The show’s other flaw is that it doesn’t fully explain to viewers the world beyond Albion. Sephy and Callum ponder running away to Aprica together, where they’ll supposedly be able to love each other openly, but Noughts + Crosses never explains why this is. Also, while the show paints a world where white people have virtually no power—there are echoes of the Jim Crow South, South African Apartheid, and the English rule of Ireland—it vilifies the Noughts who fight against their oppression. The message seems to be that the oppressed and the oppressor operate on the same moral ground, and Jack Dorn (Shaun Dingwall), the leader of the militia group strategizing to take power back from the Crosses, is a ruthless killer who’s in the liberation movement solely for his own gain. Intentionally or not, the suggestion that there are very bad people “on both sides” is a tacit endorsement of the colonialism the show depicts. And that colonialism is explicitly European in nature. Sephy Hadley quotes Machiavelli, and she, along with her sister, Minerva, is named after a Greco-Roman goddess instead of, say, a Yoruba deity. The fault here evidently lies with the source material, as the author of the book series says she called those characters Persephone and Minerva mainly because “I wanted classical names.”

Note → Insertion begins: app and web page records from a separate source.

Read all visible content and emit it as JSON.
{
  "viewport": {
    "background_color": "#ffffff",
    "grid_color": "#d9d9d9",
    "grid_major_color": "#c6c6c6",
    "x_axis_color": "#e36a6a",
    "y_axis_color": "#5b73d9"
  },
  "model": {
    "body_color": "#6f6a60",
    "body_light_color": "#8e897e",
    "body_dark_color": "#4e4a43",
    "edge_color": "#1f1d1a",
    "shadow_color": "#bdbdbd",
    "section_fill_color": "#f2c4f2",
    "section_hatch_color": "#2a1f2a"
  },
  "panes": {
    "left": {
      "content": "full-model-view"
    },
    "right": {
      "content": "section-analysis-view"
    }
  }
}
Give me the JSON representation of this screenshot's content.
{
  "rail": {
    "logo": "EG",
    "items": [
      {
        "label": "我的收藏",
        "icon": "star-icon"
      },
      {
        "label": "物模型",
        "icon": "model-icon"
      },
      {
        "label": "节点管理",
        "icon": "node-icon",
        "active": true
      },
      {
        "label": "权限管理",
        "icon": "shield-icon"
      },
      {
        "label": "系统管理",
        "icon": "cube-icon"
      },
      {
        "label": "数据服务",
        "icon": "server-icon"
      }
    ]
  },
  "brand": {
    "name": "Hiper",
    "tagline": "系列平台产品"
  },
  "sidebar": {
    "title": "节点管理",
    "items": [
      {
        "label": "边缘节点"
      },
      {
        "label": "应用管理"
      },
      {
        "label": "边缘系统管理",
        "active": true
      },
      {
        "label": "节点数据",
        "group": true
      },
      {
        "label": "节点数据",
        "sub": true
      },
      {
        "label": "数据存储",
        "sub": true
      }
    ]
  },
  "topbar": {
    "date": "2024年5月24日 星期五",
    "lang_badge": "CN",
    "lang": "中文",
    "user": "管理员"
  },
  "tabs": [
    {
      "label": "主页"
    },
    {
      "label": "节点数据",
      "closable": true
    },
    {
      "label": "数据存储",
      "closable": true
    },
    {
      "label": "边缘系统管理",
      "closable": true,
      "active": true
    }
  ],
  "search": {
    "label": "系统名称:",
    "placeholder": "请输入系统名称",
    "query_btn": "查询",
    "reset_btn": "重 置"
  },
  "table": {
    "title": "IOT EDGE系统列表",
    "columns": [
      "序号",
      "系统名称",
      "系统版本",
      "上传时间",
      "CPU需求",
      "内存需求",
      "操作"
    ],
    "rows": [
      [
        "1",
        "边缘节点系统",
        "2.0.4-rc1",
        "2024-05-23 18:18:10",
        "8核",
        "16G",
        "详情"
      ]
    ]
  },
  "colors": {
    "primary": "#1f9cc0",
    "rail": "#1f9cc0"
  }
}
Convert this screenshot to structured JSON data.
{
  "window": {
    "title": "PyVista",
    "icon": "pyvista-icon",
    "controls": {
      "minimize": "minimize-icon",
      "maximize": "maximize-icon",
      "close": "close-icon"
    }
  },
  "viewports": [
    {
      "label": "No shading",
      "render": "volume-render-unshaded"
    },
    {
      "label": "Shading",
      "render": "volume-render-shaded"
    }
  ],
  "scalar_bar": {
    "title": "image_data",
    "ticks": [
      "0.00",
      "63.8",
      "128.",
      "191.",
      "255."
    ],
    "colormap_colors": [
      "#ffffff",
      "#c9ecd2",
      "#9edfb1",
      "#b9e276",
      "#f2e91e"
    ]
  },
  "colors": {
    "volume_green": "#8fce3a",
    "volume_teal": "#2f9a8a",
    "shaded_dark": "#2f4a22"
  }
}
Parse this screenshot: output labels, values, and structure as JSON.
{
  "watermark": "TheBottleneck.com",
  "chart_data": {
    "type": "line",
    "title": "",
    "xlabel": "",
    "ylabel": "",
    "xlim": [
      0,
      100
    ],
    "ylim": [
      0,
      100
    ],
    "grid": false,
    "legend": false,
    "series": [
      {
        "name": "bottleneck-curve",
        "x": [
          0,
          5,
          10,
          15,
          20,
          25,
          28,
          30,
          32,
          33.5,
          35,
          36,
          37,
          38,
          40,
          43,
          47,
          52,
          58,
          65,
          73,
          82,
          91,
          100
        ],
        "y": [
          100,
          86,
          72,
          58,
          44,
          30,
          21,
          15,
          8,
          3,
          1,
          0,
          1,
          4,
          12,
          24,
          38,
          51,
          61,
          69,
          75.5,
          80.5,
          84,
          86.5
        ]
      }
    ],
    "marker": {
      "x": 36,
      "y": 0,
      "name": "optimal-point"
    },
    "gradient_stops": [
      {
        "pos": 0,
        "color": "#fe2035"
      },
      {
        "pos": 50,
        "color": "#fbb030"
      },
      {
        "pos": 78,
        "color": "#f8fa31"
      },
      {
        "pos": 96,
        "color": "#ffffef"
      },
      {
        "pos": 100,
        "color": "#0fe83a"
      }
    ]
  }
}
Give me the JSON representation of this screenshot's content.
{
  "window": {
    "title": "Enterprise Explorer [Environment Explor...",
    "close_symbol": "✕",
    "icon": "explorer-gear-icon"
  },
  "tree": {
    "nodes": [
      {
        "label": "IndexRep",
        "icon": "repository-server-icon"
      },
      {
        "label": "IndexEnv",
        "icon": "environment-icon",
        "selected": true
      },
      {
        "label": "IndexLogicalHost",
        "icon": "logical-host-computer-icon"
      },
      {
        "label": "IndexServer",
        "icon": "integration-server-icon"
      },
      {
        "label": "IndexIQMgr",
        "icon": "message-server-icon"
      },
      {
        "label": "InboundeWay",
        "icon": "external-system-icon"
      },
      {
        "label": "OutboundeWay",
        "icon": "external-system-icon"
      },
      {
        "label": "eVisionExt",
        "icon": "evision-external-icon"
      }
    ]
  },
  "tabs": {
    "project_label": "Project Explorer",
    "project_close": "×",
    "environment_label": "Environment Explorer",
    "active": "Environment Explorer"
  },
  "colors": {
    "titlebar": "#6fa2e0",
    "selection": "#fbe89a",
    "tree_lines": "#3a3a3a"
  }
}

For all Noughts + Crosses does to imagine a society in which Aprican people dominate, including having characters greet each other in the Yoruba language, it doesn’t consider that an Aprican approach to rule might look very different from one European in origin. In this way, it mirrors the 1995 movie White Man’s Burden in which the African American elite segregates and lords over the white underclass. Similarly, the subjugation that the Noughts endure is virtually indistinguishable from how people of color have been dehumanized in real life. The Crosses joke about the Noughts’ skin color, intelligence, and sex lives, and the Cross-led law enforcement agencies terrorize Albion’s underclass with impunity. During a speech that sounds inspired by Philando Castile’s tragic biography, Callum rehashes how he’s been stopped by the authorities more than 300 times. But the idea that those who have been historically oppressed would behave the same way that their oppressors do if they had power suggests that the evils of racism and conquest are human nature rather than learned behaviors and sociopolitical constructs.
The central romance doesn’t fare exceptionally well either. After a series of setbacks, Callum divests from his dreams, his relationships, and Cross society. Rather than fight the racial stratification that holds him back in a productive way, he becomes increasingly reckless. This turn of events is hard to believe given Callum’s portrayal as a sensitive and responsible person throughout the series. Equally implausible is that the couple’s relationship could withstand all the challenges that have confronted it by the conclusion.
Although Noughts + Crosses is an imperfect series, it features some compelling performances, particularly from Rowan, Joseph, and Baxendale. (Fans of the British rapper Stormzy will appreciate his small role in the show as well.) In the end, the acting saves the series from a romance that’s initially undercooked and a race-reversal narrative that could do more to complicate its alternate universe. The Apricans are imitation Europeans rather than unique people with distinct perspectives on culture, ideology, and power. While Noughts + Crosses flips society’s racial dynamics, it doesn’t go beyond the surface when it comes to imagining a world that lacks the legacy of white supremacy.